The most popular occupations in movies about Hollywood are cops, crooks, hookers, psychics and actors, and to this list we must add the people they are all terrified of, real estate brokers. "Hollywood Homicide" covers these bases with a murderer, a cop who is a real-estate agent, a cop who wants to be an actor, and a psychic who can visualize that the murderer will be in an SUV on Rodeo Drive in half an hour. There are also two hookers. One is named Ferre Salesclerk, which can hardly be improved upon. The other is Wanda, an undercover cop in drag. There is room for improvement there.
The movie stars Harrison Ford and Josh Hartnett as the two cops, named Joe Gavilan and K.C. Calden, who are detectives assigned to Hollywood. Galivan is so preoccupied with his real estate business that he tries to sell a house to the owner of a club where four rappers have just been killed, and later negotiates the purchase price during a police chase. Calden has decided he wants to be an actor, and makes Galivan run lines for him from "A Streetcar Named Desire." Galivan is not impressed: "Who wrote this stuff?" The movie was directed by Ron Shelton, who co-wrote with Robert Souza. Shelton also made "Bull Durham" and "White Men Can't Jump" and specializes in funny dialogue for guy characters who would rather talk than do just about anything else. One of the pleasures of "Hollywood Homicide" is that it's more interested in its two goofy cops than in the murder plot; their dialogue redeems otherwise standard scenes. It's kind of a double act, between a man who has seen everything and a man who seen too much. Consider a scene where K.C. commandeers a vehicle containing a mother and her two small children. He needs it to chase a bad guy. "We're gonna die!" whines one of the kids. "Yes," agrees K.C., who moonlights as a yoga instructor, "we are all going to die someday, but..." His philosophical observations are cut short by a crash.

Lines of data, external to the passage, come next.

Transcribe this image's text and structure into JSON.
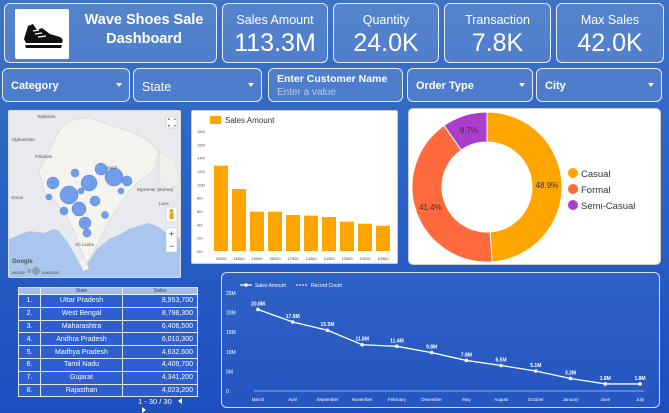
{
  "header": {
    "title_line1": "Wave Shoes Sale",
    "title_line2": "Dashboard",
    "logo_icon": "sneaker-icon"
  },
  "kpis": [
    {
      "label": "Sales Amount",
      "value": "113.3M"
    },
    {
      "label": "Quantity",
      "value": "24.0K"
    },
    {
      "label": "Transaction",
      "value": "7.8K"
    },
    {
      "label": "Max Sales",
      "value": "42.0K"
    }
  ],
  "filters": {
    "category": "Category",
    "state": "State",
    "customer_label": "Enter Customer Name",
    "customer_placeholder": "Enter a value",
    "order_type": "Order Type",
    "city": "City"
  },
  "map": {
    "labels": [
      "Tajikistan",
      "Afghanistan",
      "Pakistan",
      "Oman",
      "Myanmar (Burma)",
      "Sri Lanka",
      "Nepal",
      "Laos"
    ],
    "google_label": "Google",
    "legend_min": "100,000",
    "legend_max": "8,900,000"
  },
  "bar_chart": {
    "legend": "Sales Amount",
    "legend_color": "#ffa500",
    "ylabels": [
      "18M",
      "16M",
      "14M",
      "12M",
      "10M",
      "8M",
      "6M",
      "4M",
      "2M",
      "0M"
    ]
  },
  "donut_legend": {
    "items": [
      {
        "label": "Casual",
        "color": "#ffa500"
      },
      {
        "label": "Formal",
        "color": "#ff6a3d"
      },
      {
        "label": "Semi-Casual",
        "color": "#a83ec9"
      }
    ]
  },
  "line_legend": {
    "sales": "Sales Amount",
    "record": "Record Count"
  },
  "table": {
    "headers": [
      "",
      "State",
      "Sales"
    ],
    "rows": [
      {
        "n": "1.",
        "state": "Uttar Pradesh",
        "sales": "8,953,700"
      },
      {
        "n": "2.",
        "state": "West Bengal",
        "sales": "8,798,300"
      },
      {
        "n": "3.",
        "state": "Maharashtra",
        "sales": "6,406,500"
      },
      {
        "n": "4.",
        "state": "Andhra Pradesh",
        "sales": "6,010,300"
      },
      {
        "n": "5.",
        "state": "Madhya Pradesh",
        "sales": "4,632,600"
      },
      {
        "n": "6.",
        "state": "Tamil Nadu",
        "sales": "4,409,700"
      },
      {
        "n": "7.",
        "state": "Gujarat",
        "sales": "4,341,200"
      },
      {
        "n": "8.",
        "state": "Rajasthan",
        "sales": "4,023,200"
      }
    ],
    "pager": "1 - 30 / 30"
  },
  "chart_data": [
    {
      "type": "bar",
      "title": "",
      "series": [
        {
          "name": "Sales Amount",
          "values": [
            12.8,
            9.3,
            5.9,
            5.9,
            5.4,
            5.3,
            5.1,
            4.4,
            4.1,
            3.8
          ]
        }
      ],
      "categories": [
        "34000",
        "16000",
        "19000",
        "26000",
        "17900",
        "14300",
        "10300",
        "13400",
        "19200",
        "10950"
      ],
      "ylim": [
        0,
        18
      ],
      "xlabel": "",
      "ylabel": "",
      "legend": "top-left"
    },
    {
      "type": "pie",
      "title": "",
      "labels": [
        "Casual",
        "Formal",
        "Semi-Casual"
      ],
      "values": [
        48.9,
        41.4,
        9.7
      ],
      "colors": [
        "#ffa500",
        "#ff6a3d",
        "#a83ec9"
      ],
      "data_labels": [
        "48.9%",
        "41.4%",
        "9.7%"
      ],
      "legend": "right"
    },
    {
      "type": "line",
      "title": "",
      "categories": [
        "March",
        "April",
        "September",
        "November",
        "February",
        "December",
        "May",
        "August",
        "October",
        "January",
        "June",
        "July"
      ],
      "series": [
        {
          "name": "Sales Amount",
          "values": [
            20.8,
            17.6,
            15.5,
            11.8,
            11.4,
            9.8,
            7.8,
            6.5,
            5.1,
            3.2,
            1.8,
            1.8
          ]
        }
      ],
      "data_labels": [
        "20.8M",
        "17.6M",
        "15.5M",
        "11.8M",
        "11.4M",
        "9.8M",
        "7.8M",
        "6.5M",
        "5.1M",
        "3.2M",
        "1.8M",
        "1.8M"
      ],
      "ylabels": [
        "25M",
        "20M",
        "15M",
        "10M",
        "5M",
        "0"
      ],
      "ylim": [
        0,
        25
      ],
      "legend": "top-left"
    }
  ]
}
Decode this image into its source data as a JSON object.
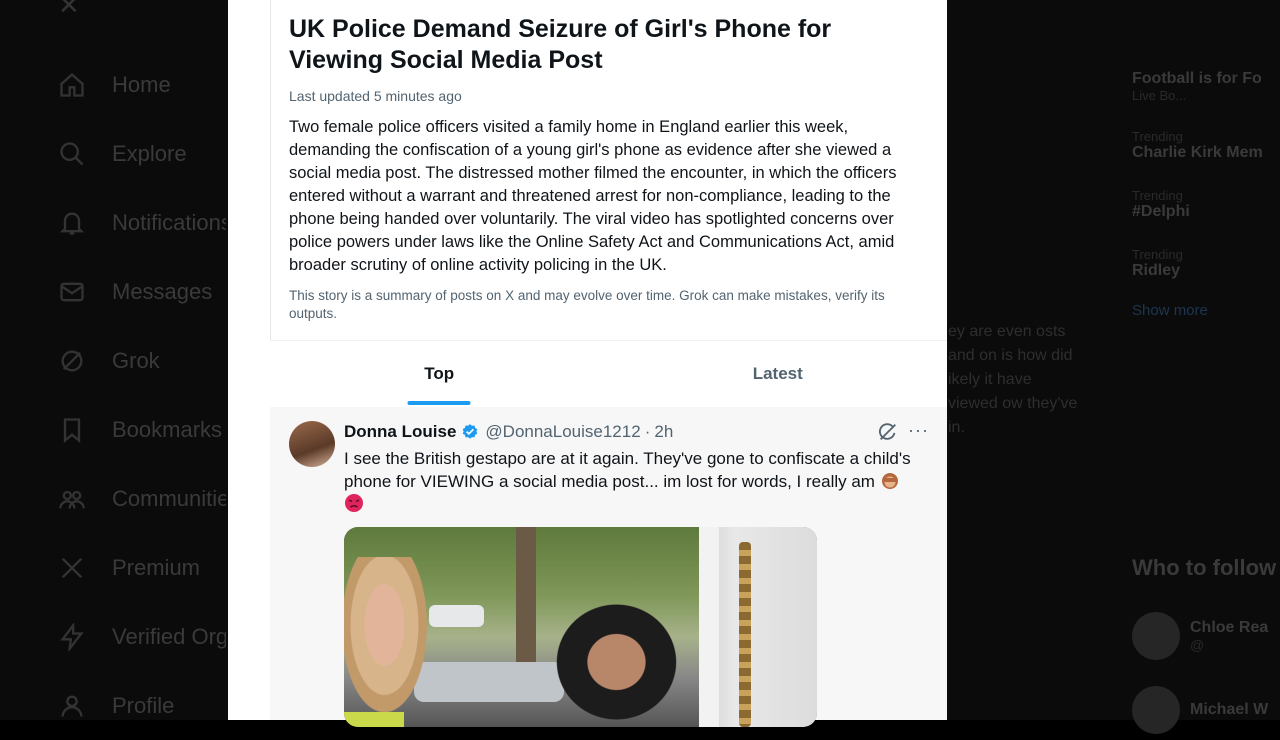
{
  "background": {
    "top_icon": "x-logo-icon",
    "nav": [
      {
        "label": "Home",
        "icon": "home-icon"
      },
      {
        "label": "Explore",
        "icon": "search-icon"
      },
      {
        "label": "Notifications",
        "icon": "bell-icon"
      },
      {
        "label": "Messages",
        "icon": "mail-icon"
      },
      {
        "label": "Grok",
        "icon": "grok-icon"
      },
      {
        "label": "Bookmarks",
        "icon": "bookmark-icon"
      },
      {
        "label": "Communities",
        "icon": "people-icon"
      },
      {
        "label": "Premium",
        "icon": "x-logo-icon"
      },
      {
        "label": "Verified Orgs",
        "icon": "lightning-icon"
      },
      {
        "label": "Profile",
        "icon": "person-icon"
      }
    ],
    "trends": [
      {
        "meta": "",
        "title": "Football is for Fo",
        "sub": "Live Bo..."
      },
      {
        "meta": "Trending",
        "title": "Charlie Kirk Mem",
        "sub": ""
      },
      {
        "meta": "Trending",
        "title": "#Delphi",
        "sub": ""
      },
      {
        "meta": "Trending",
        "title": "Ridley",
        "sub": ""
      }
    ],
    "show_more": "Show more",
    "who_to_follow": "Who to follow",
    "follow": [
      {
        "name": "Chloe Rea",
        "handle": "@"
      },
      {
        "name": "Michael W",
        "handle": ""
      }
    ],
    "ghost_post_text": "ey are even osts and on is how did ikely it have viewed ow they've in."
  },
  "story": {
    "title": "UK Police Demand Seizure of Girl's Phone for Viewing Social Media Post",
    "updated": "Last updated 5 minutes ago",
    "summary": "Two female police officers visited a family home in England earlier this week, demanding the confiscation of a young girl's phone as evidence after she viewed a social media post. The distressed mother filmed the encounter, in which the officers entered without a warrant and threatened arrest for non-compliance, leading to the phone being handed over voluntarily. The viral video has spotlighted concerns over police powers under laws like the Online Safety Act and Communications Act, amid broader scrutiny of online activity policing in the UK.",
    "disclaimer": "This story is a summary of posts on X and may evolve over time. Grok can make mistakes, verify its outputs."
  },
  "tabs": {
    "top": "Top",
    "latest": "Latest",
    "active": "Top"
  },
  "post": {
    "name": "Donna Louise",
    "handle": "@DonnaLouise1212",
    "separator": "·",
    "time": "2h",
    "text": "I see the British gestapo are at it again. They've gone to confiscate a child's phone for VIEWING a social media post... im lost for words, I really am",
    "emojis": [
      "see-no-evil-monkey-icon",
      "angry-face-icon"
    ],
    "media_alt": "video-thumbnail"
  },
  "colors": {
    "accent": "#1d9bf0",
    "text_primary": "#0f1419",
    "text_secondary": "#536471",
    "post_bg": "#f7f7f7"
  }
}
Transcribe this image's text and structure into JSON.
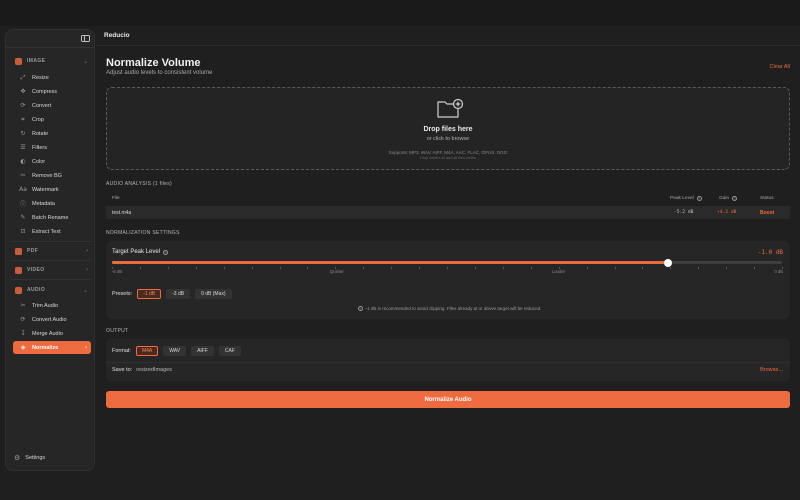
{
  "app": {
    "title": "Reducio"
  },
  "colors": {
    "accent": "#ee6b3f",
    "background": "#1f1f1f",
    "panel": "#262626"
  },
  "sidebar": {
    "image": {
      "label": "IMAGE",
      "items": [
        {
          "label": "Resize",
          "icon": "resize-icon"
        },
        {
          "label": "Compress",
          "icon": "compress-icon"
        },
        {
          "label": "Convert",
          "icon": "convert-icon"
        },
        {
          "label": "Crop",
          "icon": "crop-icon"
        },
        {
          "label": "Rotate",
          "icon": "rotate-icon"
        },
        {
          "label": "Filters",
          "icon": "filters-icon"
        },
        {
          "label": "Color",
          "icon": "color-icon"
        },
        {
          "label": "Remove BG",
          "icon": "remove-bg-icon"
        },
        {
          "label": "Watermark",
          "icon": "watermark-icon"
        },
        {
          "label": "Metadata",
          "icon": "metadata-icon"
        },
        {
          "label": "Batch Rename",
          "icon": "batch-rename-icon"
        },
        {
          "label": "Extract Text",
          "icon": "extract-text-icon"
        }
      ]
    },
    "pdf": {
      "label": "PDF"
    },
    "video": {
      "label": "VIDEO"
    },
    "audio": {
      "label": "AUDIO",
      "items": [
        {
          "label": "Trim Audio",
          "icon": "trim-audio-icon"
        },
        {
          "label": "Convert Audio",
          "icon": "convert-audio-icon"
        },
        {
          "label": "Merge Audio",
          "icon": "merge-audio-icon"
        },
        {
          "label": "Normalize",
          "icon": "normalize-icon",
          "active": true
        }
      ]
    },
    "settings": "Settings"
  },
  "page": {
    "title": "Normalize Volume",
    "subtitle": "Adjust audio levels to consistent volume",
    "clear_all": "Clear All"
  },
  "dropzone": {
    "title": "Drop files here",
    "subtitle": "or click to browse",
    "supports": "Supports: MP3, WAV, AIFF, M4A, AAC, FLAC, OPUS, OGG",
    "hint": "Drop folders to add all files inside"
  },
  "analysis": {
    "title": "AUDIO ANALYSIS (1 files)",
    "columns": {
      "file": "File",
      "peak": "Peak Level",
      "gain": "Gain",
      "status": "Status"
    },
    "rows": [
      {
        "file": "test.m4a",
        "peak": "-5.2 dB",
        "gain": "+4.2 dB",
        "status": "Boost"
      }
    ]
  },
  "settings_section": {
    "title": "NORMALIZATION SETTINGS",
    "target_label": "Target Peak Level",
    "target_value": "-1.0 dB",
    "slider_fraction": 0.83,
    "scale": {
      "min": "-6 dB",
      "quieter": "Quieter",
      "louder": "Louder",
      "max": "0 dB"
    },
    "presets_label": "Presets:",
    "presets": [
      "-1 dB",
      "-3 dB",
      "0 dB (Max)"
    ],
    "selected_preset": 0,
    "hint": "-1 dB is recommended to avoid clipping. Files already at or above target will be reduced."
  },
  "output": {
    "title": "OUTPUT",
    "format_label": "Format:",
    "formats": [
      "M4A",
      "WAV",
      "AIFF",
      "CAF"
    ],
    "selected_format": 0,
    "save_label": "Save to:",
    "save_value": "resizedImages",
    "browse": "Browse..."
  },
  "action": {
    "label": "Normalize Audio"
  }
}
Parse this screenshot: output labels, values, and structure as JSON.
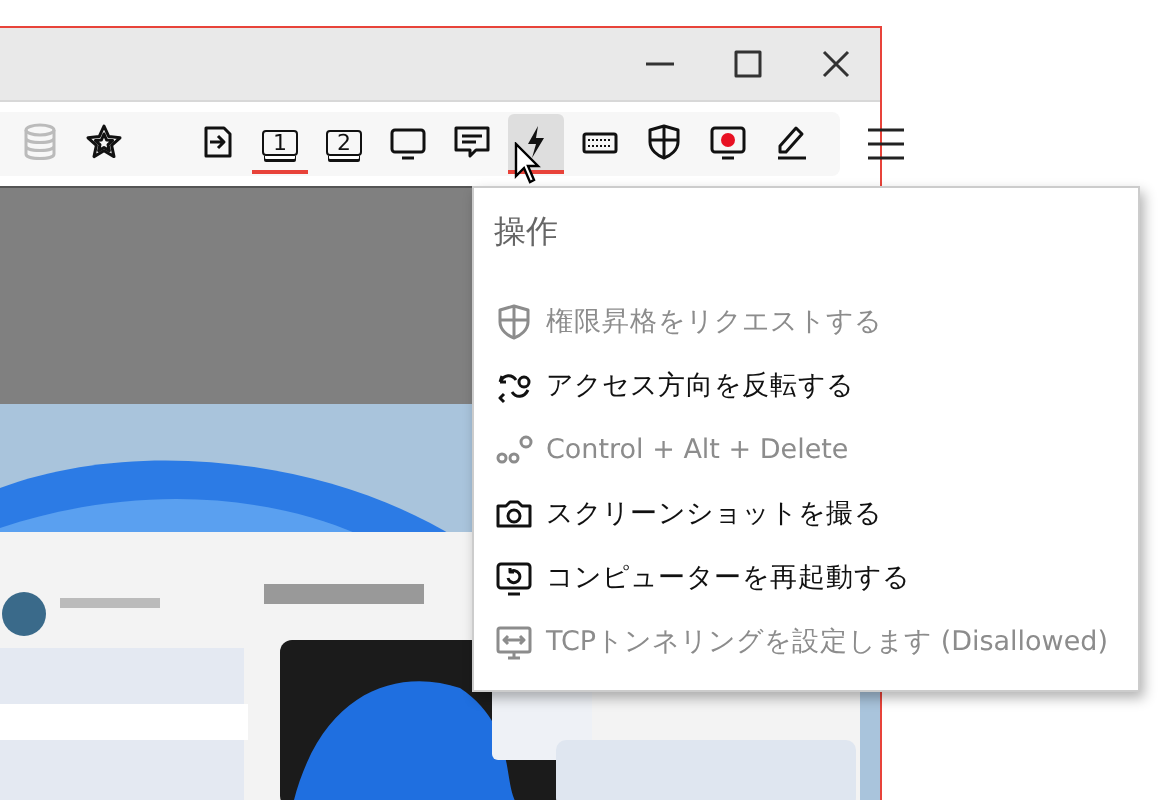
{
  "window_controls": [
    {
      "kind": "minimize"
    },
    {
      "kind": "maximize"
    },
    {
      "kind": "close"
    }
  ],
  "toolbar": [
    {
      "kind": "database",
      "disabled": true,
      "selected": false,
      "hovered": false
    },
    {
      "kind": "star",
      "disabled": false,
      "selected": false,
      "hovered": false
    },
    {
      "kind": "arrow-box",
      "disabled": false,
      "selected": false,
      "hovered": false
    },
    {
      "kind": "monitor",
      "label": "1",
      "disabled": false,
      "selected": true,
      "hovered": false
    },
    {
      "kind": "monitor",
      "label": "2",
      "disabled": false,
      "selected": false,
      "hovered": false
    },
    {
      "kind": "screen",
      "disabled": false,
      "selected": false,
      "hovered": false
    },
    {
      "kind": "chat",
      "disabled": false,
      "selected": false,
      "hovered": false
    },
    {
      "kind": "lightning",
      "disabled": false,
      "selected": true,
      "hovered": true
    },
    {
      "kind": "keyboard",
      "disabled": false,
      "selected": false,
      "hovered": false
    },
    {
      "kind": "shield",
      "disabled": false,
      "selected": false,
      "hovered": false
    },
    {
      "kind": "record",
      "disabled": false,
      "selected": false,
      "hovered": false
    },
    {
      "kind": "pen",
      "disabled": false,
      "selected": false,
      "hovered": false
    }
  ],
  "actions_menu": {
    "title": "操作",
    "items": [
      {
        "kind": "shield",
        "label": "権限昇格をリクエストする",
        "disabled": true
      },
      {
        "kind": "swap",
        "label": "アクセス方向を反転する",
        "disabled": false
      },
      {
        "kind": "keys",
        "label": "Control + Alt + Delete",
        "disabled": true
      },
      {
        "kind": "camera",
        "label": "スクリーンショットを撮る",
        "disabled": false
      },
      {
        "kind": "restart",
        "label": "コンピューターを再起動する",
        "disabled": false
      },
      {
        "kind": "tcp",
        "label": "TCPトンネリングを設定します (Disallowed)",
        "disabled": true
      }
    ]
  }
}
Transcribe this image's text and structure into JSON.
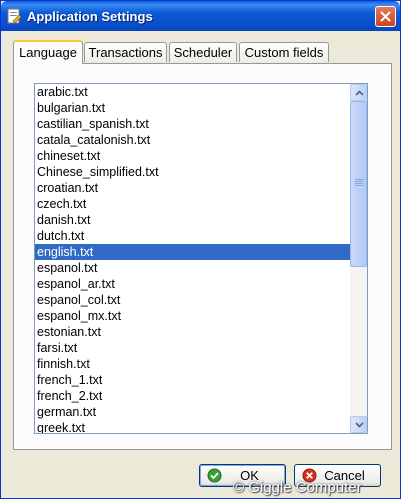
{
  "window": {
    "title": "Application Settings"
  },
  "tabs": [
    {
      "label": "Language"
    },
    {
      "label": "Transactions"
    },
    {
      "label": "Scheduler"
    },
    {
      "label": "Custom fields"
    }
  ],
  "list": {
    "selected": "english.txt",
    "items": [
      "arabic.txt",
      "bulgarian.txt",
      "castilian_spanish.txt",
      "catala_catalonish.txt",
      "chineset.txt",
      "Chinese_simplified.txt",
      "croatian.txt",
      "czech.txt",
      "danish.txt",
      "dutch.txt",
      "english.txt",
      "espanol.txt",
      "espanol_ar.txt",
      "espanol_col.txt",
      "espanol_mx.txt",
      "estonian.txt",
      "farsi.txt",
      "finnish.txt",
      "french_1.txt",
      "french_2.txt",
      "german.txt",
      "greek.txt"
    ]
  },
  "buttons": {
    "ok": "OK",
    "cancel": "Cancel"
  },
  "watermark": "© Giggle Computer",
  "colors": {
    "selection": "#316ac5",
    "titlebar": "#0a50cc",
    "ok_icon": "#3aa13a",
    "cancel_icon": "#d8321e"
  }
}
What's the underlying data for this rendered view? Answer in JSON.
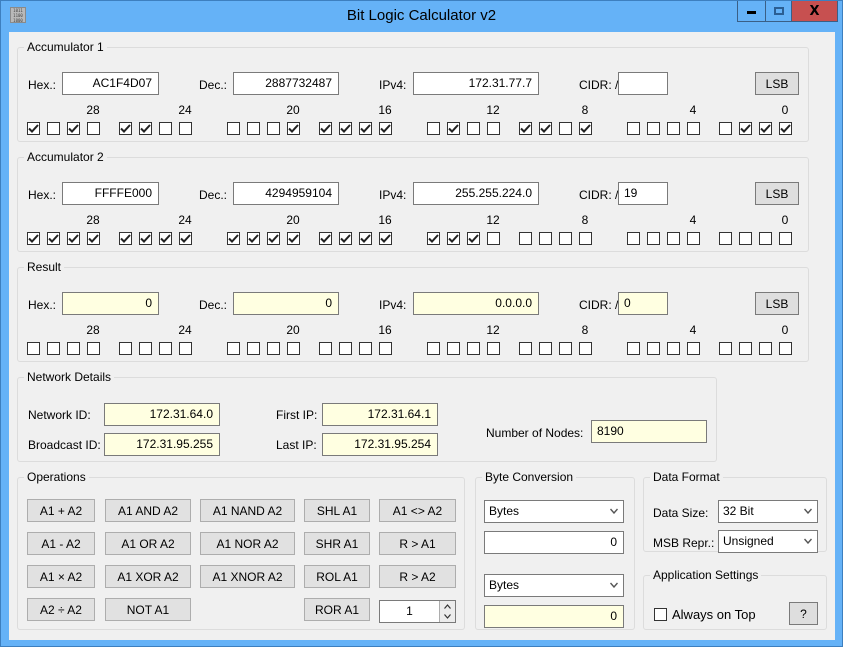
{
  "window": {
    "title": "Bit Logic Calculator v2",
    "icon_text": "1011 1100 1000",
    "controls": {
      "minimize": "minimize",
      "maximize": "maximize",
      "close": "X"
    }
  },
  "labels": {
    "hex": "Hex.:",
    "dec": "Dec.:",
    "ipv4": "IPv4:",
    "cidr": "CIDR: /",
    "lsb": "LSB",
    "bit_numbers": [
      "28",
      "24",
      "20",
      "16",
      "12",
      "8",
      "4",
      "0"
    ]
  },
  "accumulator1": {
    "title": "Accumulator 1",
    "hex": "AC1F4D07",
    "dec": "2887732487",
    "ipv4": "172.31.77.7",
    "cidr": "",
    "bits": "10101100000111110100110100000111"
  },
  "accumulator2": {
    "title": "Accumulator 2",
    "hex": "FFFFE000",
    "dec": "4294959104",
    "ipv4": "255.255.224.0",
    "cidr": "19",
    "bits": "11111111111111111110000000000000"
  },
  "result": {
    "title": "Result",
    "hex": "0",
    "dec": "0",
    "ipv4": "0.0.0.0",
    "cidr": "0",
    "bits": "00000000000000000000000000000000"
  },
  "network": {
    "title": "Network Details",
    "network_id_label": "Network ID:",
    "network_id": "172.31.64.0",
    "broadcast_id_label": "Broadcast ID:",
    "broadcast_id": "172.31.95.255",
    "first_ip_label": "First IP:",
    "first_ip": "172.31.64.1",
    "last_ip_label": "Last IP:",
    "last_ip": "172.31.95.254",
    "nodes_label": "Number of Nodes:",
    "nodes": "8190"
  },
  "operations": {
    "title": "Operations",
    "buttons": [
      "A1 + A2",
      "A1 AND A2",
      "A1 NAND A2",
      "SHL A1",
      "A1 <> A2",
      "A1 - A2",
      "A1 OR A2",
      "A1 NOR A2",
      "SHR A1",
      "R > A1",
      "A1 × A2",
      "A1 XOR A2",
      "A1 XNOR A2",
      "ROL A1",
      "R > A2",
      "A2 ÷ A2",
      "NOT A1",
      "ROR A1"
    ],
    "shift_amount": "1"
  },
  "byte_conversion": {
    "title": "Byte Conversion",
    "from_unit": "Bytes",
    "from_value": "0",
    "to_unit": "Bytes",
    "to_value": "0"
  },
  "data_format": {
    "title": "Data Format",
    "data_size_label": "Data Size:",
    "data_size": "32 Bit",
    "msb_label": "MSB Repr.:",
    "msb": "Unsigned"
  },
  "app_settings": {
    "title": "Application Settings",
    "always_on_top_label": "Always on Top",
    "always_on_top": false,
    "help_label": "?"
  },
  "colors": {
    "titlebar": "#65b2f7",
    "close_button": "#c75050",
    "readonly_field": "#ffffe1",
    "client_bg": "#f0f0f0"
  }
}
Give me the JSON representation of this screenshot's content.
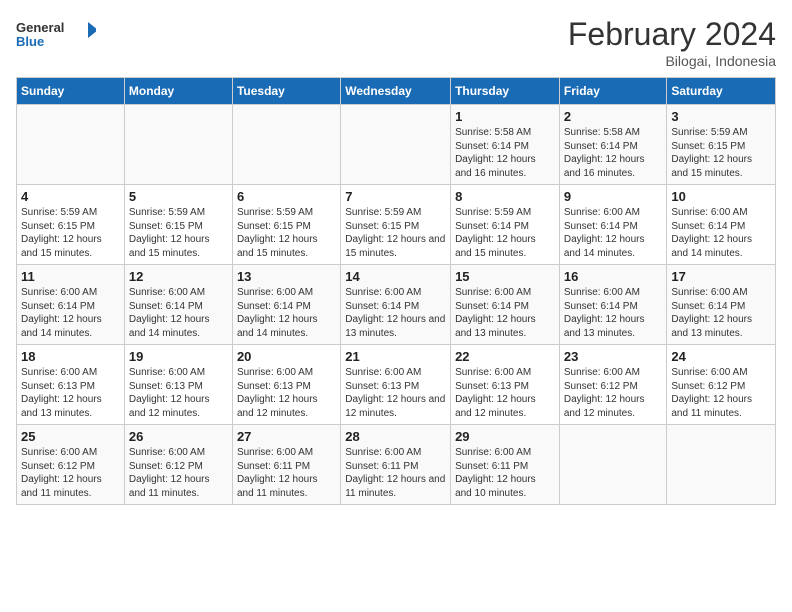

The movie opens with a hit on a rap group in a music club. Four people are dead when Joe and K.C. turn up to investigate. Joe immediately sends out for food. K.C. tells the club owner he is an actor. Their investigation is hampered by an inconvenient development: They are under investigation by Benne Macko (Bruce Greenwood), the Internal Affairs guy who hates Joe, and who reminds us once again that movie villains usually have a hard C or K in their names.
Joe is suspected of "mingling funds," which is to say, he confuses his personal debts and the debts of his real estate business. He has been seen with Ferre Salesclerk (Lolita Davidovich), who is a known hooker. No wonder; you do not get to be an unknown hooker by being chauffeured around town in your own stretch limousine. Internal Affairs thinks he is fooling around with Salesclerk, but he isn't; he's fooling around with Ruby the psychic (Lena Olin). She is yet another in the baffling legion of Los Angeles women who believe it is fun to make love on a blanket on the hardwood floor of an empty house while surrounded by a lot of candles.